Girls Aloud's most famous gal finally unveils her long-awaited solo album - but hold the fanfare. '3 Words' may have Black Eyed Peas's overseeing several of its songs, but there's a surprising lack of oomph, quality and diversity here. A disappointment.

With her fingers in so many extracurricular pies, it's almost easy to forget that Cheryl Cole hasn't always been a solo singer. Sidestepping her Girls Aloud duties, the glam Newcastle lass has come a long way since she herself was a contestant on 'Popstars: The Rivals' in 2002; with her fellow Girls, she's been a purveyor of some of the best pop tunes of the decade.

Unsurprisingly, then, she's the first member of the group to go solo. Having previously featured on's single 'Heartbreaker', the Black Eyed Peas man returns the favour on Cole's '3 Words', supplying vocals and producing three songs here (rising UK r'n'b star Taio Cruz also guests).

Despite having a high-profile producer take her under his wing, though, '3 Words' simply isn't up to scratch for a star of Cole's stature. It's difficult to succumb to the majority of these songs because they're lacking in charm, diversity and quality. The title track opens the album and is representative of the other nine songs; Cole's voice is fine, but the song itself sounds disjointed and unsure of whether it wants to be a pop tune or a Tiesto remix. Ditto for the weak 'Heaven' and the bland 'Make Me Cry'; the former could be by any number of similar artists, the latter's tone far too samey to make a lasting impression.

It's not a complete failure, though: lead single 'Fight for this Love' is almost exasperatingly catchy and one of the few numbers with the 'replay' factor, while 'Happy Hour' uses the same sort of streetwise sashay purloined by Estelle.
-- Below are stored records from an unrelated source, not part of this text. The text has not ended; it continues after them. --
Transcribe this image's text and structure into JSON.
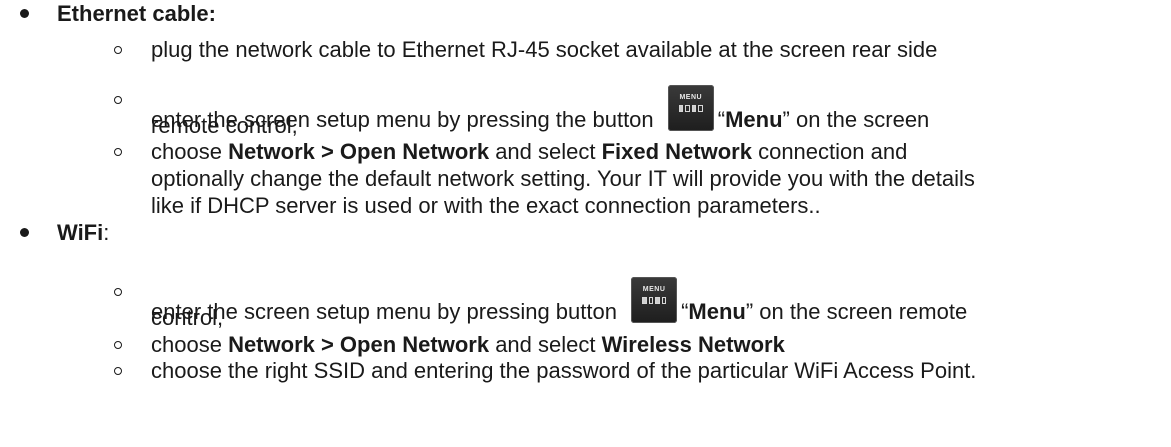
{
  "sections": [
    {
      "label": "Ethernet cable:",
      "items": [
        {
          "line1": "plug the  network cable to Ethernet RJ-45 socket available at the screen rear side"
        },
        {
          "pre": "enter the screen setup menu by pressing the button ",
          "quote_open": "“",
          "menu_label": "Menu",
          "post": "” on the screen",
          "line2": "remote control,"
        },
        {
          "pre": "choose ",
          "bold1": "Network > Open Network",
          "mid": " and select ",
          "bold2": "Fixed Network",
          "post": " connection and",
          "line2": "optionally change the default network setting.  Your IT will provide you with the details",
          "line3": "like if DHCP server is used or with the exact connection parameters.."
        }
      ]
    },
    {
      "label": "WiFi",
      "label_suffix": ":",
      "items": [
        {
          "pre": "enter the screen setup menu by pressing button ",
          "quote_open": "“",
          "menu_label": "Menu",
          "post": "” on the screen remote",
          "line2": "control,"
        },
        {
          "pre": "choose ",
          "bold1": "Network > Open Network",
          "mid": " and select ",
          "bold2": "Wireless Network"
        },
        {
          "line1": "choose the right SSID and entering the password of the particular WiFi Access Point."
        }
      ]
    }
  ],
  "menu_button": {
    "icon_text": "MENU"
  }
}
On the whole, though, you have to wonder whether Cheryl Cole is ready for a solo career - it may only be her debut, but there's a definite lack of identity stamped on it. 3 words? 'Try again, luv'?